§ Provided records
'''
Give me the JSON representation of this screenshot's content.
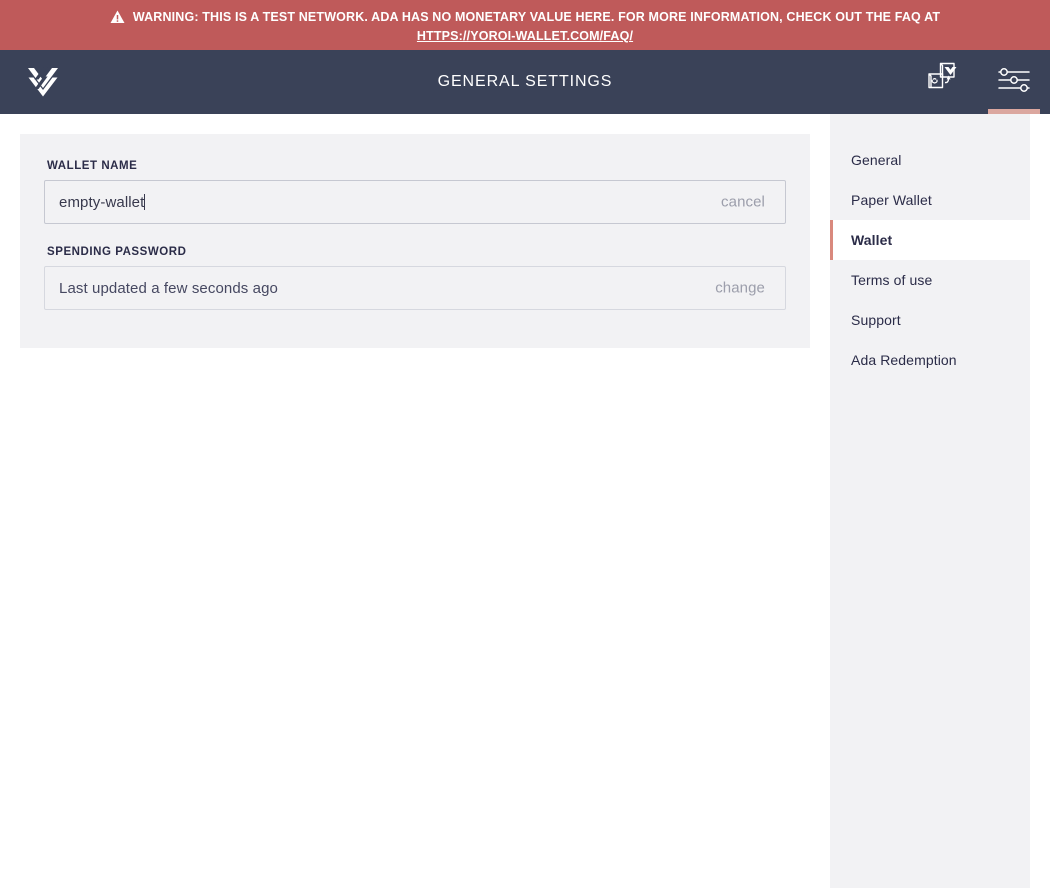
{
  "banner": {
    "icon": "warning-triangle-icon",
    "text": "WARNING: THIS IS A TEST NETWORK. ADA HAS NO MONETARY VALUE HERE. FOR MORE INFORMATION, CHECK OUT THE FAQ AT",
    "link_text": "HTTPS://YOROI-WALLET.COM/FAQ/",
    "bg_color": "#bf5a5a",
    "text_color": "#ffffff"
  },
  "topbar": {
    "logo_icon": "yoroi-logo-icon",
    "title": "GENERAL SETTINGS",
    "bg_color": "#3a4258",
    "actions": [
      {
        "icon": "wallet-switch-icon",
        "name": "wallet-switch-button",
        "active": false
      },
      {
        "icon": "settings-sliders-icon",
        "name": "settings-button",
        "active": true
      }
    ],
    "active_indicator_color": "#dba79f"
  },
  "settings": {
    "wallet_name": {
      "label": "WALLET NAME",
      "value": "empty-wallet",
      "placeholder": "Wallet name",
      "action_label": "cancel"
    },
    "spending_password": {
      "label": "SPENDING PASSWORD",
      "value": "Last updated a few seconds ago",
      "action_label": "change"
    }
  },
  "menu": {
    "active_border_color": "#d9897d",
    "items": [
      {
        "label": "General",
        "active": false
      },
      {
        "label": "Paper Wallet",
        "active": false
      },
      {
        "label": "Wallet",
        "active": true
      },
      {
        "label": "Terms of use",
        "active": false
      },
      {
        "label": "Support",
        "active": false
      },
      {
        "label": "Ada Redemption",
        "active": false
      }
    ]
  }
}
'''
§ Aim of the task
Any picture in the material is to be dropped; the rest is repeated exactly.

§ Reply
Give me the JSON representation of this screenshot's content.
{
  "banner": {
    "icon": "warning-triangle-icon",
    "text": "WARNING: THIS IS A TEST NETWORK. ADA HAS NO MONETARY VALUE HERE. FOR MORE INFORMATION, CHECK OUT THE FAQ AT",
    "link_text": "HTTPS://YOROI-WALLET.COM/FAQ/",
    "bg_color": "#bf5a5a",
    "text_color": "#ffffff"
  },
  "topbar": {
    "logo_icon": "yoroi-logo-icon",
    "title": "GENERAL SETTINGS",
    "bg_color": "#3a4258",
    "actions": [
      {
        "icon": "wallet-switch-icon",
        "name": "wallet-switch-button",
        "active": false
      },
      {
        "icon": "settings-sliders-icon",
        "name": "settings-button",
        "active": true
      }
    ],
    "active_indicator_color": "#dba79f"
  },
  "settings": {
    "wallet_name": {
      "label": "WALLET NAME",
      "value": "empty-wallet",
      "placeholder": "Wallet name",
      "action_label": "cancel"
    },
    "spending_password": {
      "label": "SPENDING PASSWORD",
      "value": "Last updated a few seconds ago",
      "action_label": "change"
    }
  },
  "menu": {
    "active_border_color": "#d9897d",
    "items": [
      {
        "label": "General",
        "active": false
      },
      {
        "label": "Paper Wallet",
        "active": false
      },
      {
        "label": "Wallet",
        "active": true
      },
      {
        "label": "Terms of use",
        "active": false
      },
      {
        "label": "Support",
        "active": false
      },
      {
        "label": "Ada Redemption",
        "active": false
      }
    ]
  }
}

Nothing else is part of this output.